:: RECORDS PROVIDED ::
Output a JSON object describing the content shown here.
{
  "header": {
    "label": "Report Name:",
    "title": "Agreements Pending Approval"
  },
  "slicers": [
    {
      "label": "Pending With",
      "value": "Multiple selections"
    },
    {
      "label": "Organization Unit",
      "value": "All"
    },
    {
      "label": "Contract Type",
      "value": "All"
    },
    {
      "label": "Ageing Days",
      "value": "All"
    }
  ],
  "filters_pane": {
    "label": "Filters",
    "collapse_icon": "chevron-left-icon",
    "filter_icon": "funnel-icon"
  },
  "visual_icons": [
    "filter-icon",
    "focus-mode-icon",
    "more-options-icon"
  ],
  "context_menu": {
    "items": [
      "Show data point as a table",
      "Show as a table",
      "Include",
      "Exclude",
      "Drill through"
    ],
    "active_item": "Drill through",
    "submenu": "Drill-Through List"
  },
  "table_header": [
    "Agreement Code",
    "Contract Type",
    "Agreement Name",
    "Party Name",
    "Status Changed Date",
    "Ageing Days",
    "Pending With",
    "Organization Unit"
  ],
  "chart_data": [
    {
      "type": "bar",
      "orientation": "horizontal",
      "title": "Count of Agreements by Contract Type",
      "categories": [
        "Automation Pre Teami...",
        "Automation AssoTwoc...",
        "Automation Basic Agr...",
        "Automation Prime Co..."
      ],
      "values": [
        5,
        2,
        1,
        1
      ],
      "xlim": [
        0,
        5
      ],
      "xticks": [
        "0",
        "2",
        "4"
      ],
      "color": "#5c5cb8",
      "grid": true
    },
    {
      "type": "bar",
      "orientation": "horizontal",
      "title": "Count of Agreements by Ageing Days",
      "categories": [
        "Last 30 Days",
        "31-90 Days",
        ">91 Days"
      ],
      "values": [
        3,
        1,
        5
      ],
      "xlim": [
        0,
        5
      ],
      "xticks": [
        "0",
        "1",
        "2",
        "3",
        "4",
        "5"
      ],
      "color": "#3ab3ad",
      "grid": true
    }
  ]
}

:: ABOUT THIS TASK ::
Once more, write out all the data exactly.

:: WRITTEN RESPONSE ::
Output a JSON object describing the content shown here.
{
  "header": {
    "label": "Report Name:",
    "title": "Agreements Pending Approval"
  },
  "slicers": [
    {
      "label": "Pending With",
      "value": "Multiple selections"
    },
    {
      "label": "Organization Unit",
      "value": "All"
    },
    {
      "label": "Contract Type",
      "value": "All"
    },
    {
      "label": "Ageing Days",
      "value": "All"
    }
  ],
  "filters_pane": {
    "label": "Filters",
    "collapse_icon": "chevron-left-icon",
    "filter_icon": "funnel-icon"
  },
  "visual_icons": [
    "filter-icon",
    "focus-mode-icon",
    "more-options-icon"
  ],
  "context_menu": {
    "items": [
      "Show data point as a table",
      "Show as a table",
      "Include",
      "Exclude",
      "Drill through"
    ],
    "active_item": "Drill through",
    "submenu": "Drill-Through List"
  },
  "table_header": [
    "Agreement Code",
    "Contract Type",
    "Agreement Name",
    "Party Name",
    "Status Changed Date",
    "Ageing Days",
    "Pending With",
    "Organization Unit"
  ],
  "chart_data": [
    {
      "type": "bar",
      "orientation": "horizontal",
      "title": "Count of Agreements by Contract Type",
      "categories": [
        "Automation Pre Teami...",
        "Automation AssoTwoc...",
        "Automation Basic Agr...",
        "Automation Prime Co..."
      ],
      "values": [
        5,
        2,
        1,
        1
      ],
      "xlim": [
        0,
        5
      ],
      "xticks": [
        "0",
        "2",
        "4"
      ],
      "color": "#5c5cb8",
      "grid": true
    },
    {
      "type": "bar",
      "orientation": "horizontal",
      "title": "Count of Agreements by Ageing Days",
      "categories": [
        "Last 30 Days",
        "31-90 Days",
        ">91 Days"
      ],
      "values": [
        3,
        1,
        5
      ],
      "xlim": [
        0,
        5
      ],
      "xticks": [
        "0",
        "1",
        "2",
        "3",
        "4",
        "5"
      ],
      "color": "#3ab3ad",
      "grid": true
    }
  ]
}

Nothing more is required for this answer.